Prompt:
Return every line of the data below that includes the string "this".

Input:

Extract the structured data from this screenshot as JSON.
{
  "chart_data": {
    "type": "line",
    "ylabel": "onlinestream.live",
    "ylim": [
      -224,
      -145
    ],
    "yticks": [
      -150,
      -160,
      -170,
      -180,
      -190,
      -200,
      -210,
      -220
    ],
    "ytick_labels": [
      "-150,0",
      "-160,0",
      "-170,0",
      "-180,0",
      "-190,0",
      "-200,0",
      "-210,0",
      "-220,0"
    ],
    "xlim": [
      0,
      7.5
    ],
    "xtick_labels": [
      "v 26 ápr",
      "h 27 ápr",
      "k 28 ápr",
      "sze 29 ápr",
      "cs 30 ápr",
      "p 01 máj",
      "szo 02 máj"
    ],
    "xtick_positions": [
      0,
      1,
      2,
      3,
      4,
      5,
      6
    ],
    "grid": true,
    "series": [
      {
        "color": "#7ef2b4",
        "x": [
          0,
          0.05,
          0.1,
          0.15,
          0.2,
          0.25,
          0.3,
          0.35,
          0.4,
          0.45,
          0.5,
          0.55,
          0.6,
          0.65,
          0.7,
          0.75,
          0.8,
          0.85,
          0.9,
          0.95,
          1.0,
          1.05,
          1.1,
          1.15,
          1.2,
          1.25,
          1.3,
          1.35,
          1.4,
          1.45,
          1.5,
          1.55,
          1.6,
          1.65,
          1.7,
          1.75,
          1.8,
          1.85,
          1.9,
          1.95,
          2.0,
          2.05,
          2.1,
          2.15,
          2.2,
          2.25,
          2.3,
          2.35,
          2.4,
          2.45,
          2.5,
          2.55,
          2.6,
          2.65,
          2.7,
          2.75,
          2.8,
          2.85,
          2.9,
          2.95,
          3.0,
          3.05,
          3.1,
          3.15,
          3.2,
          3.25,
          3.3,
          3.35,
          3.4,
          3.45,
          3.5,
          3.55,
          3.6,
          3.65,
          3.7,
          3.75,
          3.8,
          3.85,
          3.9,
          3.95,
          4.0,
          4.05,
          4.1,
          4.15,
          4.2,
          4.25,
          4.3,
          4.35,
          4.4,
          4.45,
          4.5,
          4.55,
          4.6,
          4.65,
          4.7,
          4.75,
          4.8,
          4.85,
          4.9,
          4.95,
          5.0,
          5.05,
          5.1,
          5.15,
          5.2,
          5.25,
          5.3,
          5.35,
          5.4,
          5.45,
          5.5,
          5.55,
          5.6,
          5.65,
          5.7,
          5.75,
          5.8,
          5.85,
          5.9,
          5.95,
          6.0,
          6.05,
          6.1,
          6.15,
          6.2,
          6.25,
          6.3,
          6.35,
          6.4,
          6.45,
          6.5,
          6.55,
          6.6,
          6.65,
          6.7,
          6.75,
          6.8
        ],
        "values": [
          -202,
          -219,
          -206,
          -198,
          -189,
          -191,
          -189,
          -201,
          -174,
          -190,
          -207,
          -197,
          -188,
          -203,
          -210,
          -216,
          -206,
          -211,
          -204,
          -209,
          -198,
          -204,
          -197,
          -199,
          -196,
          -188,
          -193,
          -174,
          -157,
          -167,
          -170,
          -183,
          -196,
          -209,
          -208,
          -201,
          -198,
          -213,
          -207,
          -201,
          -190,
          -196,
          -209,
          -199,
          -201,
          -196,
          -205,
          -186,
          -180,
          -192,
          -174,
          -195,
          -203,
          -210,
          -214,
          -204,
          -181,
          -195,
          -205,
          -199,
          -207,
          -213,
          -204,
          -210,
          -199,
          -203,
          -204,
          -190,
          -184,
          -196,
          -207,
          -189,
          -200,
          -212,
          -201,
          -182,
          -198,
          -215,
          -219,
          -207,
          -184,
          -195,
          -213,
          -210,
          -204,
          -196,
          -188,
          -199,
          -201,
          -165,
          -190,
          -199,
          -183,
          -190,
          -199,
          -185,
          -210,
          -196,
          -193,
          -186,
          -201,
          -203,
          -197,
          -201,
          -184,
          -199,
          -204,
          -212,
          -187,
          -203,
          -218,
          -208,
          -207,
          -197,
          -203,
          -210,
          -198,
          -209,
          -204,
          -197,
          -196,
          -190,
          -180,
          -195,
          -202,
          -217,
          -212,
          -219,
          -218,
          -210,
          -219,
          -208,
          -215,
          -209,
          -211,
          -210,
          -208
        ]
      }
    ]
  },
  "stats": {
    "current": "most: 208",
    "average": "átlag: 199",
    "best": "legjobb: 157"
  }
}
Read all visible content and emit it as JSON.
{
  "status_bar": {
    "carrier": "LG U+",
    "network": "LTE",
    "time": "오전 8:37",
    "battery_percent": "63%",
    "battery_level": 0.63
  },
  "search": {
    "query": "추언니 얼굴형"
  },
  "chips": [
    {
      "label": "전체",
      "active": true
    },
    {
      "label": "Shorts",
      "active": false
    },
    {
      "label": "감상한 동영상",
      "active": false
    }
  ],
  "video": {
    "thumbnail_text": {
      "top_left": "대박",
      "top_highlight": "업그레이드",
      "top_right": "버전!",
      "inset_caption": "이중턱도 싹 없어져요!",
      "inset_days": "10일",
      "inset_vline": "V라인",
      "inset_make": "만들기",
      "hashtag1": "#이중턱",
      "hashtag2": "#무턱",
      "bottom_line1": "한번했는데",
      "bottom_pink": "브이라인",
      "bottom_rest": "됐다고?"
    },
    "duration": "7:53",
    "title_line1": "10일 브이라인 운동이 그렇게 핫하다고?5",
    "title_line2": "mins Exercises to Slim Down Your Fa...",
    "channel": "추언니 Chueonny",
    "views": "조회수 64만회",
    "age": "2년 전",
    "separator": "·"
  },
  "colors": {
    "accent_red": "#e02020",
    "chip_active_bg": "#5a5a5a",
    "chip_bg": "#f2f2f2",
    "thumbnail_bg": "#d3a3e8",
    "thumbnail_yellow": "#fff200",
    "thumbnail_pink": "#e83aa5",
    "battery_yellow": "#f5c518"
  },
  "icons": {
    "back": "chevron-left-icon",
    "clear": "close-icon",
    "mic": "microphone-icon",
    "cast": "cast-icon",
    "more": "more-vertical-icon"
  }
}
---
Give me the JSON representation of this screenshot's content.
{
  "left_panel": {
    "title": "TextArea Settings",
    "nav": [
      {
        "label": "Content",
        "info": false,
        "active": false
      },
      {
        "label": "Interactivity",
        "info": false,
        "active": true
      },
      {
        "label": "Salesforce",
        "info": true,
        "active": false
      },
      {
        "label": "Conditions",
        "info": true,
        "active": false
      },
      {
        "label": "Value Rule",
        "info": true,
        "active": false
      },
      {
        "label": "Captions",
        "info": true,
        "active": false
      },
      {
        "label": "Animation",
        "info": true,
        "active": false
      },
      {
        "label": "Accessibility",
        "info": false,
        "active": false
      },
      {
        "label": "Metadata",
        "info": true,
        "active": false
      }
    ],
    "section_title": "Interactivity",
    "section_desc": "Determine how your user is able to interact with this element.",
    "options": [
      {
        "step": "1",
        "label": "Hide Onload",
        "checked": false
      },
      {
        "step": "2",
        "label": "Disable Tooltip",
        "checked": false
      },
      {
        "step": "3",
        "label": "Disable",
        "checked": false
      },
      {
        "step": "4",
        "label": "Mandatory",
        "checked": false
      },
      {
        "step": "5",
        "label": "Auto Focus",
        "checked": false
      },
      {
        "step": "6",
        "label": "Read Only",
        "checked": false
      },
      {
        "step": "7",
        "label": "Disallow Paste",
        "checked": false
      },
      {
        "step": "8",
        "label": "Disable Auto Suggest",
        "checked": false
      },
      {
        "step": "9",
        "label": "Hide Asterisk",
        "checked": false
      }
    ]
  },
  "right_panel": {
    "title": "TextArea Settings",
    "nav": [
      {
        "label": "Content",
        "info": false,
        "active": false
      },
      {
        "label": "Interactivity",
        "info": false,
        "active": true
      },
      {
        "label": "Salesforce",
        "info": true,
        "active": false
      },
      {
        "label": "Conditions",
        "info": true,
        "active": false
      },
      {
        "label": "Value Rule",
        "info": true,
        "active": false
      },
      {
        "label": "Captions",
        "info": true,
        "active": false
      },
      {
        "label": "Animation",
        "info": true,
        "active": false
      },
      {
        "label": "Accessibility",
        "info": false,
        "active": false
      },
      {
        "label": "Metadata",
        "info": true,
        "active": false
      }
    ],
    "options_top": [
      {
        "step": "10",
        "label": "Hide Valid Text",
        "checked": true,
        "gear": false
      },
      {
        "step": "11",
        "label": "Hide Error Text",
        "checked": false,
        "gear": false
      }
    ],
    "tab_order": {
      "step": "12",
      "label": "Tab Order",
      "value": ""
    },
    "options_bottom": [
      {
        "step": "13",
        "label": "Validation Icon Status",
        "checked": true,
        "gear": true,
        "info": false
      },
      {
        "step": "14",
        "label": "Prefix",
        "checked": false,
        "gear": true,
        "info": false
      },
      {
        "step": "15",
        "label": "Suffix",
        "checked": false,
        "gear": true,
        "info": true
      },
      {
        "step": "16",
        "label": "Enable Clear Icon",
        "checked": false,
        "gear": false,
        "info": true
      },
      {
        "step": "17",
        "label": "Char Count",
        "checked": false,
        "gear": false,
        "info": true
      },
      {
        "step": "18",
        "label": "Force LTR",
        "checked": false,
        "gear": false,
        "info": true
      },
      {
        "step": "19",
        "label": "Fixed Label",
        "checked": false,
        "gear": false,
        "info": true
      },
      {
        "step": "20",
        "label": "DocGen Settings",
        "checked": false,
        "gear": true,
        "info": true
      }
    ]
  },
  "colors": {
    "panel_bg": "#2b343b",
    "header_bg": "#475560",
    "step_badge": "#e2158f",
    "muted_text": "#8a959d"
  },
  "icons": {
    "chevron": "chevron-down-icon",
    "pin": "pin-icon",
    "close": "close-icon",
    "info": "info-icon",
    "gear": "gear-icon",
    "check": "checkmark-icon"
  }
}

Written response:
Extract the structured data from this screenshot as JSON.
Give me the JSON representation of this screenshot's content.
    "section_desc": "Determine how your user is able to interact with this element.",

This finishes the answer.